ACTION ITEM: Omit the images. Restate all of the records word for word.

Data about app and page elements:
::::

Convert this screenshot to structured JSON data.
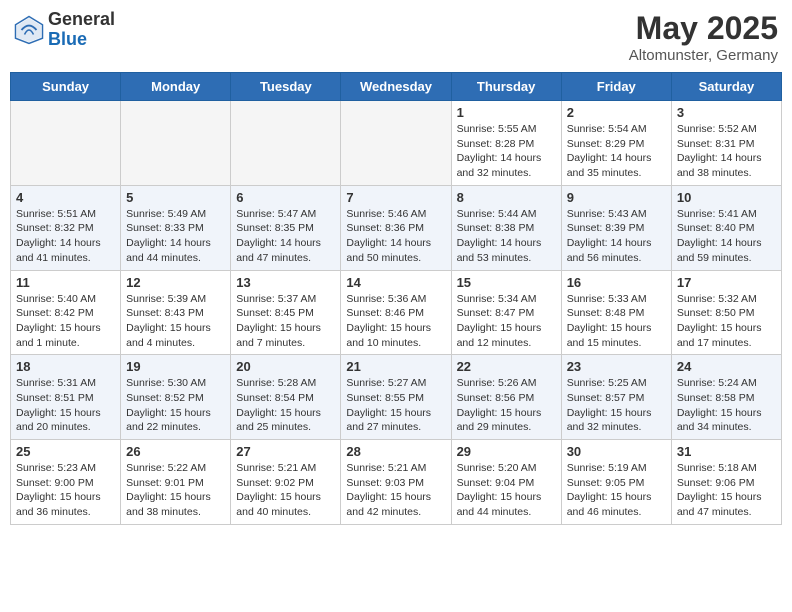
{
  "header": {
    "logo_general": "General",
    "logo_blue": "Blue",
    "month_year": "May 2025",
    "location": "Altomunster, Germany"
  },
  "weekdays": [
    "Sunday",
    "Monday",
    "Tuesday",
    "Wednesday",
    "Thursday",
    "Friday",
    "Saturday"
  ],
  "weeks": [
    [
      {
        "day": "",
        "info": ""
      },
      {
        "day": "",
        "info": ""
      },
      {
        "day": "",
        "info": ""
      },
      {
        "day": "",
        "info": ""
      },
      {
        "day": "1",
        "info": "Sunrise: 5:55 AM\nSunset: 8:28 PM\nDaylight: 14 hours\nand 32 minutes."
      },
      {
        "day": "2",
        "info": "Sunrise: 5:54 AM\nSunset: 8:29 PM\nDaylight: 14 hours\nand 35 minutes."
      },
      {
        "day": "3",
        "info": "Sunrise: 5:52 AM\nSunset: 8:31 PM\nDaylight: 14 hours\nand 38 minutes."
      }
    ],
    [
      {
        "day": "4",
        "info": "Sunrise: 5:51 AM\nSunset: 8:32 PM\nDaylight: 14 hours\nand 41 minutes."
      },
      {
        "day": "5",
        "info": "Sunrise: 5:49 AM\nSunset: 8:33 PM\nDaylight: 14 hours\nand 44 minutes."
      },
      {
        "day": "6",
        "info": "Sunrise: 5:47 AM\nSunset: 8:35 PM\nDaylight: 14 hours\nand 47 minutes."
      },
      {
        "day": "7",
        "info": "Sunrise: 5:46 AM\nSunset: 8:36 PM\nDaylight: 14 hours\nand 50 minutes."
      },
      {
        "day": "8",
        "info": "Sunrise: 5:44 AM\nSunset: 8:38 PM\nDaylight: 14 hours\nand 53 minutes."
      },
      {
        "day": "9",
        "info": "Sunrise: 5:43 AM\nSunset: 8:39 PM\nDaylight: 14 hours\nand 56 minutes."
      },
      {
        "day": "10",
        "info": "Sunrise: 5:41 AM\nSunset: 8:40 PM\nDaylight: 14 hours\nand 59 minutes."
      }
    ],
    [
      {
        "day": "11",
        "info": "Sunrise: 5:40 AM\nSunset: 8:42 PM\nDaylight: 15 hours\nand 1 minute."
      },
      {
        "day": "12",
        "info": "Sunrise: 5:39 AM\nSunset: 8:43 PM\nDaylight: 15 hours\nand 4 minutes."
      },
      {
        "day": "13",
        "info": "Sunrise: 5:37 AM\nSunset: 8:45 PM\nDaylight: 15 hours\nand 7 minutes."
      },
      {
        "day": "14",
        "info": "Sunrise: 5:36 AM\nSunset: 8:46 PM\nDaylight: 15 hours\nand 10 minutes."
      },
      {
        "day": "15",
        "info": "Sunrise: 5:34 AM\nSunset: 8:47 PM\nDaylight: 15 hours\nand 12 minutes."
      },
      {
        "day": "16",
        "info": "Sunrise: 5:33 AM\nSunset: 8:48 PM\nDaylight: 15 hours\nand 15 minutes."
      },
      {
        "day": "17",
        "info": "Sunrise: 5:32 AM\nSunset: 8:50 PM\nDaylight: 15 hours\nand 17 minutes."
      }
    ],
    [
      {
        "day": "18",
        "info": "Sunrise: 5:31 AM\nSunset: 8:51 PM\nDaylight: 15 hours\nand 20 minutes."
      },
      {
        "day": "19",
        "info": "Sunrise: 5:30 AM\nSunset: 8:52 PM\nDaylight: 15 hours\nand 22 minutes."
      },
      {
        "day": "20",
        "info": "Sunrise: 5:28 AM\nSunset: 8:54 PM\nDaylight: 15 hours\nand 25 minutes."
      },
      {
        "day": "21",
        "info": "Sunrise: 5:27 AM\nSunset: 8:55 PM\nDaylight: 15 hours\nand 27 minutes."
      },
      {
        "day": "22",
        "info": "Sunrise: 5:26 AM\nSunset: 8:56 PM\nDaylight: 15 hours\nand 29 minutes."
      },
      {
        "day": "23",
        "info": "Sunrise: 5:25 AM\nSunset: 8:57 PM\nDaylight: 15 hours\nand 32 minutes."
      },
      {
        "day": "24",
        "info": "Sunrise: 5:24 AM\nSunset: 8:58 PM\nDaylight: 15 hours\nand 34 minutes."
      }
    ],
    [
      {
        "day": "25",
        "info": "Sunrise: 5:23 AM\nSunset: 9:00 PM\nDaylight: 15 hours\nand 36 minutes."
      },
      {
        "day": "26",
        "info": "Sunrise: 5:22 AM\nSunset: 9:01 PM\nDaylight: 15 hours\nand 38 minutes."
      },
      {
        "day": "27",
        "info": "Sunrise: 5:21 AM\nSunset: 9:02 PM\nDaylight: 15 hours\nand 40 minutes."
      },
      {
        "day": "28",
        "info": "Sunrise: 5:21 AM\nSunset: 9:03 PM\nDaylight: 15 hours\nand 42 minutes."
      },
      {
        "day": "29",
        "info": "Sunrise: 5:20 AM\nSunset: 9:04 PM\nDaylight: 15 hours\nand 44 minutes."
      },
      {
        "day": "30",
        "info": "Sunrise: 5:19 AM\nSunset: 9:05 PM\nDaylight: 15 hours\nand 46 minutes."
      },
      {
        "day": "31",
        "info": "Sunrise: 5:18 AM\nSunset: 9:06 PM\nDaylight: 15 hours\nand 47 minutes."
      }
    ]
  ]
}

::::

RESPONSE BELOW:
Convert this screenshot to structured JSON data.
{
  "header": {
    "logo_general": "General",
    "logo_blue": "Blue",
    "month_year": "May 2025",
    "location": "Altomunster, Germany"
  },
  "weekdays": [
    "Sunday",
    "Monday",
    "Tuesday",
    "Wednesday",
    "Thursday",
    "Friday",
    "Saturday"
  ],
  "weeks": [
    [
      {
        "day": "",
        "info": ""
      },
      {
        "day": "",
        "info": ""
      },
      {
        "day": "",
        "info": ""
      },
      {
        "day": "",
        "info": ""
      },
      {
        "day": "1",
        "info": "Sunrise: 5:55 AM\nSunset: 8:28 PM\nDaylight: 14 hours\nand 32 minutes."
      },
      {
        "day": "2",
        "info": "Sunrise: 5:54 AM\nSunset: 8:29 PM\nDaylight: 14 hours\nand 35 minutes."
      },
      {
        "day": "3",
        "info": "Sunrise: 5:52 AM\nSunset: 8:31 PM\nDaylight: 14 hours\nand 38 minutes."
      }
    ],
    [
      {
        "day": "4",
        "info": "Sunrise: 5:51 AM\nSunset: 8:32 PM\nDaylight: 14 hours\nand 41 minutes."
      },
      {
        "day": "5",
        "info": "Sunrise: 5:49 AM\nSunset: 8:33 PM\nDaylight: 14 hours\nand 44 minutes."
      },
      {
        "day": "6",
        "info": "Sunrise: 5:47 AM\nSunset: 8:35 PM\nDaylight: 14 hours\nand 47 minutes."
      },
      {
        "day": "7",
        "info": "Sunrise: 5:46 AM\nSunset: 8:36 PM\nDaylight: 14 hours\nand 50 minutes."
      },
      {
        "day": "8",
        "info": "Sunrise: 5:44 AM\nSunset: 8:38 PM\nDaylight: 14 hours\nand 53 minutes."
      },
      {
        "day": "9",
        "info": "Sunrise: 5:43 AM\nSunset: 8:39 PM\nDaylight: 14 hours\nand 56 minutes."
      },
      {
        "day": "10",
        "info": "Sunrise: 5:41 AM\nSunset: 8:40 PM\nDaylight: 14 hours\nand 59 minutes."
      }
    ],
    [
      {
        "day": "11",
        "info": "Sunrise: 5:40 AM\nSunset: 8:42 PM\nDaylight: 15 hours\nand 1 minute."
      },
      {
        "day": "12",
        "info": "Sunrise: 5:39 AM\nSunset: 8:43 PM\nDaylight: 15 hours\nand 4 minutes."
      },
      {
        "day": "13",
        "info": "Sunrise: 5:37 AM\nSunset: 8:45 PM\nDaylight: 15 hours\nand 7 minutes."
      },
      {
        "day": "14",
        "info": "Sunrise: 5:36 AM\nSunset: 8:46 PM\nDaylight: 15 hours\nand 10 minutes."
      },
      {
        "day": "15",
        "info": "Sunrise: 5:34 AM\nSunset: 8:47 PM\nDaylight: 15 hours\nand 12 minutes."
      },
      {
        "day": "16",
        "info": "Sunrise: 5:33 AM\nSunset: 8:48 PM\nDaylight: 15 hours\nand 15 minutes."
      },
      {
        "day": "17",
        "info": "Sunrise: 5:32 AM\nSunset: 8:50 PM\nDaylight: 15 hours\nand 17 minutes."
      }
    ],
    [
      {
        "day": "18",
        "info": "Sunrise: 5:31 AM\nSunset: 8:51 PM\nDaylight: 15 hours\nand 20 minutes."
      },
      {
        "day": "19",
        "info": "Sunrise: 5:30 AM\nSunset: 8:52 PM\nDaylight: 15 hours\nand 22 minutes."
      },
      {
        "day": "20",
        "info": "Sunrise: 5:28 AM\nSunset: 8:54 PM\nDaylight: 15 hours\nand 25 minutes."
      },
      {
        "day": "21",
        "info": "Sunrise: 5:27 AM\nSunset: 8:55 PM\nDaylight: 15 hours\nand 27 minutes."
      },
      {
        "day": "22",
        "info": "Sunrise: 5:26 AM\nSunset: 8:56 PM\nDaylight: 15 hours\nand 29 minutes."
      },
      {
        "day": "23",
        "info": "Sunrise: 5:25 AM\nSunset: 8:57 PM\nDaylight: 15 hours\nand 32 minutes."
      },
      {
        "day": "24",
        "info": "Sunrise: 5:24 AM\nSunset: 8:58 PM\nDaylight: 15 hours\nand 34 minutes."
      }
    ],
    [
      {
        "day": "25",
        "info": "Sunrise: 5:23 AM\nSunset: 9:00 PM\nDaylight: 15 hours\nand 36 minutes."
      },
      {
        "day": "26",
        "info": "Sunrise: 5:22 AM\nSunset: 9:01 PM\nDaylight: 15 hours\nand 38 minutes."
      },
      {
        "day": "27",
        "info": "Sunrise: 5:21 AM\nSunset: 9:02 PM\nDaylight: 15 hours\nand 40 minutes."
      },
      {
        "day": "28",
        "info": "Sunrise: 5:21 AM\nSunset: 9:03 PM\nDaylight: 15 hours\nand 42 minutes."
      },
      {
        "day": "29",
        "info": "Sunrise: 5:20 AM\nSunset: 9:04 PM\nDaylight: 15 hours\nand 44 minutes."
      },
      {
        "day": "30",
        "info": "Sunrise: 5:19 AM\nSunset: 9:05 PM\nDaylight: 15 hours\nand 46 minutes."
      },
      {
        "day": "31",
        "info": "Sunrise: 5:18 AM\nSunset: 9:06 PM\nDaylight: 15 hours\nand 47 minutes."
      }
    ]
  ]
}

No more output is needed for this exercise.